However, adzuki beans are highly susceptible to the insect Heliothis, and registration of pesticides was an early issue, as was finding the best variety for Australian conditions and the right agronomic approaches to achieve the most marketable product. “All that foundational work has been done now, so it really just comes down to price and water availability,” he says.
“We used to be able to compete in the market with China, offering a higher-quality product, but once they improved their quality it became more difficult. The price just hasn’t been there for the past few years to make it a viable crop. You need about $1000 per tonne and a crop of two to three tonnes a hectare to make it worthwhile. Fortunately, it’s fairly easy to switch into and out of it, if you get the right market signals.”
Tony was also among Australia’s first jojoba growers, planting 20 hectares of trees in 1998 as part of a strategy to offset the risk of reduced water allocations. The initial investment was sizeable, at about $350,000 for the trees, a subsurface irrigation system and a modified almond harvester to collect the jojoba seed.
The hardiness of jojoba was one of its attractions, along with its salt tolerance. While nearby fruit orchards withered during the extended Millennium Drought, the jojoba trees were able to survive without being watered.
When he first planted the trees, jojoba oil was selling for $35 per litre. He budgeted his investment on $20 per litre, figuring the high price was unsustainable, but was still shocked when the price plummeted to $7 per litre, as a result of oil from extensive plantations in Argentina flooding the market.
“I suppose we were a bit starry-eyed going into it,” Tony says. “It is really important with anything new to make sure that you sift through all the promotional material for the credible information. It takes planning and time. And there are always teething problems, such as permits for chemical use; it takes time to register products for emerging crops.
“It is important that you are growing something people want to buy, not just because you want to grow it,” he says. “With something like this you also have to keep your eye on the big picture, the global markets, because big players overseas can wipe you out if you don’t have a distinct market niche.”
The oil price has since recovered to about $30 per litre, but his trees are providing enough seed to harvest only one year in two, instead of every year, so jojoba returns are still less than originally anticipated. However, as chair of the Australian Jojoba Industry Association, he says there is renewed confidence in the industry and some growers are planting new orchards.
Livestock and crops
While the jojoba is a distinct enterprise within the overall farm business, cropping and livestock operations are more closely integrated.
The livestock operation includes 4500 first-cross Merino-Border Leicester ewes, bred to Dorset or Suffolk rams, with an additional 5000 to 6000 lambs grown out to trade weight each year.

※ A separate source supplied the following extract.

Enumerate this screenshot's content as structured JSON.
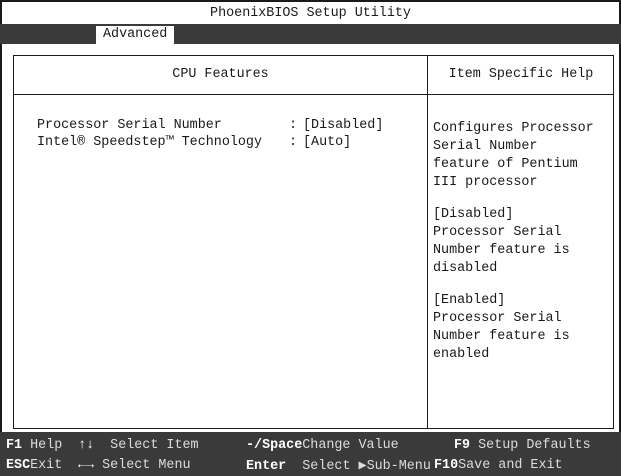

There are also 200 Angus breeding cows, with calves, and an additional 200 head of cattle grown out to trade weights. The cropping takes in 2000 hectares across the four properties, much of it irrigated. Winter crops are wheat, barley and canola, with maize and sorghum in summer, and possibly cotton in the future. Lucerne hay is also cut in spring.
Tony says there are always compromises to be made between the cropping and livestock to maximise overall performance of the business. Pasture in the cropping rotation helps provide soil nitrogen as well as fodder for stock. Dual-purpose wheats provide fodder, but grazing stock must be removed at the right time to preserve the crop yield. Some areas, such as the row crop paddocks, are also ‘no-go’ zones for stock, in order to protect fragile soils from compaction.

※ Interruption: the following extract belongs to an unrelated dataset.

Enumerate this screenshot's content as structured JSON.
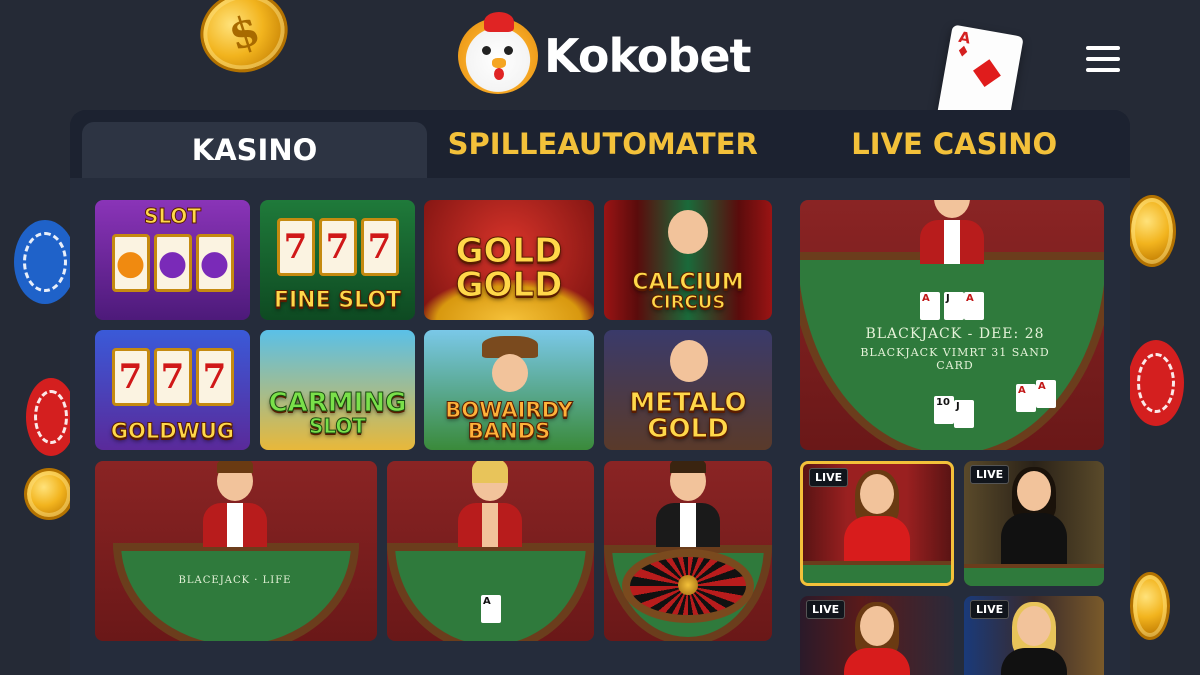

Tony’s diversified approach also extends to the marketing of crops and livestock. He likes to hedge his bets, using a mixture of forward-selling and harvest-sale arrangements. “It never hurts to keep your options open,” he says.

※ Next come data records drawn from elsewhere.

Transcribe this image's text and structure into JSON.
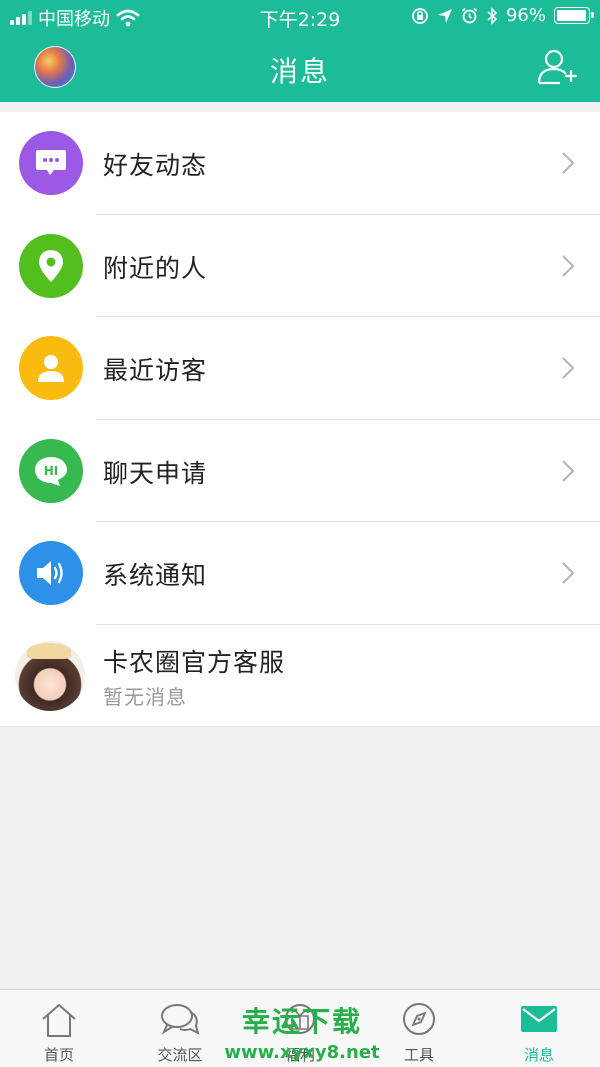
{
  "status_bar": {
    "carrier": "中国移动",
    "time": "下午2:29",
    "battery_text": "96%",
    "battery_level": 0.96,
    "icons": [
      "signal-bars-icon",
      "wifi-icon",
      "orientation-lock-icon",
      "location-arrow-icon",
      "alarm-icon",
      "bluetooth-icon",
      "battery-icon"
    ]
  },
  "header": {
    "title": "消息",
    "left_icon": "user-avatar",
    "right_icon": "add-friend-icon",
    "background_color": "#1dbc98"
  },
  "list": {
    "items": [
      {
        "label": "好友动态",
        "icon": "chat-bubble-icon",
        "color": "#9b59e6"
      },
      {
        "label": "附近的人",
        "icon": "location-pin-icon",
        "color": "#52bf1f"
      },
      {
        "label": "最近访客",
        "icon": "person-icon",
        "color": "#f9bb10"
      },
      {
        "label": "聊天申请",
        "icon": "hi-bubble-icon",
        "color": "#36b94f"
      },
      {
        "label": "系统通知",
        "icon": "speaker-icon",
        "color": "#2d91e9"
      }
    ],
    "service": {
      "title": "卡农圈官方客服",
      "subtitle": "暂无消息",
      "icon": "service-avatar"
    }
  },
  "tab_bar": {
    "tabs": [
      {
        "label": "首页",
        "icon": "home-icon",
        "active": false
      },
      {
        "label": "交流区",
        "icon": "chat-bubbles-icon",
        "active": false
      },
      {
        "label": "福利",
        "icon": "gift-icon",
        "active": false
      },
      {
        "label": "工具",
        "icon": "compass-icon",
        "active": false
      },
      {
        "label": "消息",
        "icon": "envelope-icon",
        "active": true
      }
    ],
    "active_color": "#1dbc98"
  },
  "watermark": {
    "line1": "幸运下载",
    "line2": "www.xyxy8.net"
  }
}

More information on diversification in rural industries is available from the following RIRDC reports, which can be downloaded from www.rirdc.gov.au: